**Page and application data records**:
^^^^

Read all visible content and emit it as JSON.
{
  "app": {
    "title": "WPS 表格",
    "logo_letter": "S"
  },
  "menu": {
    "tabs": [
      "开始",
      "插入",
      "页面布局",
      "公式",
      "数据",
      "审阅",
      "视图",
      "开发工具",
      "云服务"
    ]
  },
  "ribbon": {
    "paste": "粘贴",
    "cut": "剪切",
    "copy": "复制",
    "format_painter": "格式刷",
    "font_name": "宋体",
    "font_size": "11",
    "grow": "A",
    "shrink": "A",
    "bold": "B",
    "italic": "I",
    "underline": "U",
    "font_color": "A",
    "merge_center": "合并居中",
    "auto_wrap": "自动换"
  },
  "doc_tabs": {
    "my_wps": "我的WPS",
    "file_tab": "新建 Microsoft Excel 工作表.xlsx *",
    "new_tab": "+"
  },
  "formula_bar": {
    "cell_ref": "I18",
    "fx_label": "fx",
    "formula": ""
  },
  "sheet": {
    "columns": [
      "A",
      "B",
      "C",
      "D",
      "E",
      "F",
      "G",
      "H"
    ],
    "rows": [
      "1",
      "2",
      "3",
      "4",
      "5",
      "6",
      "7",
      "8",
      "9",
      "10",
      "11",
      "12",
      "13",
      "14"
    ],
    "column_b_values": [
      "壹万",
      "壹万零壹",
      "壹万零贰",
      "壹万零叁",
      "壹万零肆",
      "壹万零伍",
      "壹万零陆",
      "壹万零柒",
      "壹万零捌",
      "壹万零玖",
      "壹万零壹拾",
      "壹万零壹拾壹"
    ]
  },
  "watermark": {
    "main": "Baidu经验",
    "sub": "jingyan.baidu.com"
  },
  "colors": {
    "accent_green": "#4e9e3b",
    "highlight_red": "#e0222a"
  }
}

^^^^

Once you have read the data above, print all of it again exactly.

Read all visible content and emit it as JSON.
{
  "app": {
    "title": "WPS 表格",
    "logo_letter": "S"
  },
  "menu": {
    "tabs": [
      "开始",
      "插入",
      "页面布局",
      "公式",
      "数据",
      "审阅",
      "视图",
      "开发工具",
      "云服务"
    ]
  },
  "ribbon": {
    "paste": "粘贴",
    "cut": "剪切",
    "copy": "复制",
    "format_painter": "格式刷",
    "font_name": "宋体",
    "font_size": "11",
    "grow": "A",
    "shrink": "A",
    "bold": "B",
    "italic": "I",
    "underline": "U",
    "font_color": "A",
    "merge_center": "合并居中",
    "auto_wrap": "自动换"
  },
  "doc_tabs": {
    "my_wps": "我的WPS",
    "file_tab": "新建 Microsoft Excel 工作表.xlsx *",
    "new_tab": "+"
  },
  "formula_bar": {
    "cell_ref": "I18",
    "fx_label": "fx",
    "formula": ""
  },
  "sheet": {
    "columns": [
      "A",
      "B",
      "C",
      "D",
      "E",
      "F",
      "G",
      "H"
    ],
    "rows": [
      "1",
      "2",
      "3",
      "4",
      "5",
      "6",
      "7",
      "8",
      "9",
      "10",
      "11",
      "12",
      "13",
      "14"
    ],
    "column_b_values": [
      "壹万",
      "壹万零壹",
      "壹万零贰",
      "壹万零叁",
      "壹万零肆",
      "壹万零伍",
      "壹万零陆",
      "壹万零柒",
      "壹万零捌",
      "壹万零玖",
      "壹万零壹拾",
      "壹万零壹拾壹"
    ]
  },
  "watermark": {
    "main": "Baidu经验",
    "sub": "jingyan.baidu.com"
  },
  "colors": {
    "accent_green": "#4e9e3b",
    "highlight_red": "#e0222a"
  }
}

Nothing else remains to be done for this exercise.